* TO DO: Each record below needs to be written out exactly as it appears.

* PROVIDED ENTRIES:
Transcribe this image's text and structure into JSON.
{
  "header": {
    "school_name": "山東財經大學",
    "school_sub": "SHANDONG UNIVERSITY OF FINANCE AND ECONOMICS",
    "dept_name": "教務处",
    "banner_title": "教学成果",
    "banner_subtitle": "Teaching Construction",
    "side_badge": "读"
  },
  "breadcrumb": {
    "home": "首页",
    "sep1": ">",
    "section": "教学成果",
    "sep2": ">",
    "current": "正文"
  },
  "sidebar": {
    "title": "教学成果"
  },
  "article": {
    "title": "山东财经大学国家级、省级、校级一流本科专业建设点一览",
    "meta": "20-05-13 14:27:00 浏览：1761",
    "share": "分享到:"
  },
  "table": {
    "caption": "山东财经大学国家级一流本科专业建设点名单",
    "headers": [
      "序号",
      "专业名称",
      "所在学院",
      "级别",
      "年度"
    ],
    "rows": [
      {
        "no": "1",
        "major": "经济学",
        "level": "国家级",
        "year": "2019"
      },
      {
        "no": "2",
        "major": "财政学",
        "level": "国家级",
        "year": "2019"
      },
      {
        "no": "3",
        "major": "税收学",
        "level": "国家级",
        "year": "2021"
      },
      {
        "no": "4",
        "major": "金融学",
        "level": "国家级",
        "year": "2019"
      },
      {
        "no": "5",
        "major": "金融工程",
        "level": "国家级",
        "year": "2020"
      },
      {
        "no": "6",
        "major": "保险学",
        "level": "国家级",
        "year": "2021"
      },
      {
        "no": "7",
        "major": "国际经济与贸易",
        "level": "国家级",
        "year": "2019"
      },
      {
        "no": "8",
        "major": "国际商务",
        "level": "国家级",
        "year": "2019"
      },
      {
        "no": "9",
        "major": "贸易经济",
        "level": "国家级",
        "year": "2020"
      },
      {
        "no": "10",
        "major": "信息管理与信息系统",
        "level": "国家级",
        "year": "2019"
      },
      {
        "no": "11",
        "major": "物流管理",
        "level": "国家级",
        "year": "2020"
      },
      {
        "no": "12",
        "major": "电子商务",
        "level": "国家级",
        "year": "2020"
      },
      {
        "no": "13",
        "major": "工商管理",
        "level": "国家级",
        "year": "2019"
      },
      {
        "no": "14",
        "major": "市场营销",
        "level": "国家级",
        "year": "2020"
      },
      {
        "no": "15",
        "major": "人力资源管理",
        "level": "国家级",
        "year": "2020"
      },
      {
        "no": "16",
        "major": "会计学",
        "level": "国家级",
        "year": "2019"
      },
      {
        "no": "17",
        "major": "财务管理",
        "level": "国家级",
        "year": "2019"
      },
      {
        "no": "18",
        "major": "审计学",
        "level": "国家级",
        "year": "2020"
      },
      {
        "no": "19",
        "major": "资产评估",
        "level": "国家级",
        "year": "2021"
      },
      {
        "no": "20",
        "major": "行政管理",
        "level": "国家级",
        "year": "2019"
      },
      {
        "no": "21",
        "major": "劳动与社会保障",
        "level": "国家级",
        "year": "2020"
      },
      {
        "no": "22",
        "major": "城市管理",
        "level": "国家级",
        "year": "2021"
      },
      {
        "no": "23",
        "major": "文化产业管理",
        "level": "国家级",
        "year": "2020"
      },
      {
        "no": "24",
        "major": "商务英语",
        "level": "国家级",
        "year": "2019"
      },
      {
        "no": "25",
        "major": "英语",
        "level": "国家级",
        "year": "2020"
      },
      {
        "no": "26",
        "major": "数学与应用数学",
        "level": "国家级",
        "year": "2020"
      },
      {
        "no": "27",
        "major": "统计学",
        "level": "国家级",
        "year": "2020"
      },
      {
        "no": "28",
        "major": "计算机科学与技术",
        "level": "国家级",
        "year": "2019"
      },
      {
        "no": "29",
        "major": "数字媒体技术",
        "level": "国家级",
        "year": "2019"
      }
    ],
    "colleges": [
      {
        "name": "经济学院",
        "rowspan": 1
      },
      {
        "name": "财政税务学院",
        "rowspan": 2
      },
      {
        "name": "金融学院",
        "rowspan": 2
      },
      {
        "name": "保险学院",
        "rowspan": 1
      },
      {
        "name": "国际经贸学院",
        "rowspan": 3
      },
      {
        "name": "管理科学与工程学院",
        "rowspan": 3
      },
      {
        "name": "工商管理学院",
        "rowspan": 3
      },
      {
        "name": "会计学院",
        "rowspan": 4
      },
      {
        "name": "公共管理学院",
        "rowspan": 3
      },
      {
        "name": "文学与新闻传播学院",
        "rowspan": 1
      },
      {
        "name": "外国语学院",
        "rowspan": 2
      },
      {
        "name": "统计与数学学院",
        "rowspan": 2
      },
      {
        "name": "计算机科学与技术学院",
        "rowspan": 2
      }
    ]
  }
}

* COMPLETED TASK:
Transcribe this image's text and structure into JSON.
{
  "header": {
    "school_name": "山東財經大學",
    "school_sub": "SHANDONG UNIVERSITY OF FINANCE AND ECONOMICS",
    "dept_name": "教務处",
    "banner_title": "教学成果",
    "banner_subtitle": "Teaching Construction",
    "side_badge": "读"
  },
  "breadcrumb": {
    "home": "首页",
    "sep1": ">",
    "section": "教学成果",
    "sep2": ">",
    "current": "正文"
  },
  "sidebar": {
    "title": "教学成果"
  },
  "article": {
    "title": "山东财经大学国家级、省级、校级一流本科专业建设点一览",
    "meta": "20-05-13 14:27:00 浏览：1761",
    "share": "分享到:"
  },
  "table": {
    "caption": "山东财经大学国家级一流本科专业建设点名单",
    "headers": [
      "序号",
      "专业名称",
      "所在学院",
      "级别",
      "年度"
    ],
    "rows": [
      {
        "no": "1",
        "major": "经济学",
        "level": "国家级",
        "year": "2019"
      },
      {
        "no": "2",
        "major": "财政学",
        "level": "国家级",
        "year": "2019"
      },
      {
        "no": "3",
        "major": "税收学",
        "level": "国家级",
        "year": "2021"
      },
      {
        "no": "4",
        "major": "金融学",
        "level": "国家级",
        "year": "2019"
      },
      {
        "no": "5",
        "major": "金融工程",
        "level": "国家级",
        "year": "2020"
      },
      {
        "no": "6",
        "major": "保险学",
        "level": "国家级",
        "year": "2021"
      },
      {
        "no": "7",
        "major": "国际经济与贸易",
        "level": "国家级",
        "year": "2019"
      },
      {
        "no": "8",
        "major": "国际商务",
        "level": "国家级",
        "year": "2019"
      },
      {
        "no": "9",
        "major": "贸易经济",
        "level": "国家级",
        "year": "2020"
      },
      {
        "no": "10",
        "major": "信息管理与信息系统",
        "level": "国家级",
        "year": "2019"
      },
      {
        "no": "11",
        "major": "物流管理",
        "level": "国家级",
        "year": "2020"
      },
      {
        "no": "12",
        "major": "电子商务",
        "level": "国家级",
        "year": "2020"
      },
      {
        "no": "13",
        "major": "工商管理",
        "level": "国家级",
        "year": "2019"
      },
      {
        "no": "14",
        "major": "市场营销",
        "level": "国家级",
        "year": "2020"
      },
      {
        "no": "15",
        "major": "人力资源管理",
        "level": "国家级",
        "year": "2020"
      },
      {
        "no": "16",
        "major": "会计学",
        "level": "国家级",
        "year": "2019"
      },
      {
        "no": "17",
        "major": "财务管理",
        "level": "国家级",
        "year": "2019"
      },
      {
        "no": "18",
        "major": "审计学",
        "level": "国家级",
        "year": "2020"
      },
      {
        "no": "19",
        "major": "资产评估",
        "level": "国家级",
        "year": "2021"
      },
      {
        "no": "20",
        "major": "行政管理",
        "level": "国家级",
        "year": "2019"
      },
      {
        "no": "21",
        "major": "劳动与社会保障",
        "level": "国家级",
        "year": "2020"
      },
      {
        "no": "22",
        "major": "城市管理",
        "level": "国家级",
        "year": "2021"
      },
      {
        "no": "23",
        "major": "文化产业管理",
        "level": "国家级",
        "year": "2020"
      },
      {
        "no": "24",
        "major": "商务英语",
        "level": "国家级",
        "year": "2019"
      },
      {
        "no": "25",
        "major": "英语",
        "level": "国家级",
        "year": "2020"
      },
      {
        "no": "26",
        "major": "数学与应用数学",
        "level": "国家级",
        "year": "2020"
      },
      {
        "no": "27",
        "major": "统计学",
        "level": "国家级",
        "year": "2020"
      },
      {
        "no": "28",
        "major": "计算机科学与技术",
        "level": "国家级",
        "year": "2019"
      },
      {
        "no": "29",
        "major": "数字媒体技术",
        "level": "国家级",
        "year": "2019"
      }
    ],
    "colleges": [
      {
        "name": "经济学院",
        "rowspan": 1
      },
      {
        "name": "财政税务学院",
        "rowspan": 2
      },
      {
        "name": "金融学院",
        "rowspan": 2
      },
      {
        "name": "保险学院",
        "rowspan": 1
      },
      {
        "name": "国际经贸学院",
        "rowspan": 3
      },
      {
        "name": "管理科学与工程学院",
        "rowspan": 3
      },
      {
        "name": "工商管理学院",
        "rowspan": 3
      },
      {
        "name": "会计学院",
        "rowspan": 4
      },
      {
        "name": "公共管理学院",
        "rowspan": 3
      },
      {
        "name": "文学与新闻传播学院",
        "rowspan": 1
      },
      {
        "name": "外国语学院",
        "rowspan": 2
      },
      {
        "name": "统计与数学学院",
        "rowspan": 2
      },
      {
        "name": "计算机科学与技术学院",
        "rowspan": 2
      }
    ]
  }
}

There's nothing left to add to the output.